The Federal Communications Commission's top official has given his approval to Comcast Corp's purchase of NBC Universal with a number of tough and narrowly tailored conditions on the deal.

Conditions for approval would address several key areas, including online video, program access and program carriage, according FCC officials who declined to be named.

The Department of Justice must also approve the deal. FCC officials said there had been full cooperation between the government agencies. A Justice Department spokeswoman said its review was ongoing.

FCC Chairman Julius Genachowski on Thursday circulated an order to other commissioners that would propose approving the agreement. It says the transaction does indeed meet the so-called public interest standard, with conditions.

The other commissioners can suggest changes to the order before it is put to a vote.

Comcast and NBC Universal officials said on Wednesday they did not expect the transaction to close until January. They had initially hoped to have it close this year.

Comcast revealed its bid to buy a 51 percent stake in NBC Universal from General Electric more than a year ago to create a $30 billion business that would include broadcast, cable networks, movie studios and theme parks.

It was not immediately clear how Genachowski's proposal would deal with some of the competitive concerns that sources have previously said regulators were examining.

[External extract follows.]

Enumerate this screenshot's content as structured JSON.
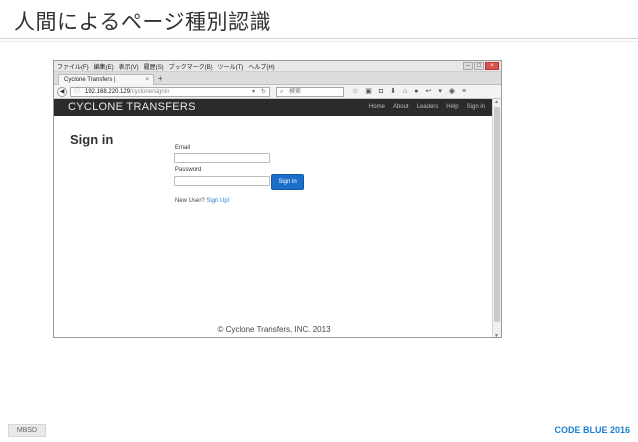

Comcast could be in a position to stifle the fledgling online video market if it assumed partial control of Hulu, a joint venture of NBC Universal, News Corp and Walt Disney Co.

Comcast could also wield considerable discriminatory power over rival pay-TV outlets because of the wealth of programing and networks it would own once the deal closed, including leading networks such as USA, Bravo and MSNBC.

(Additional reporting by Diane Bartz in Washington, DC; Editing by Maureen Bavdek and Tim Dobbyn)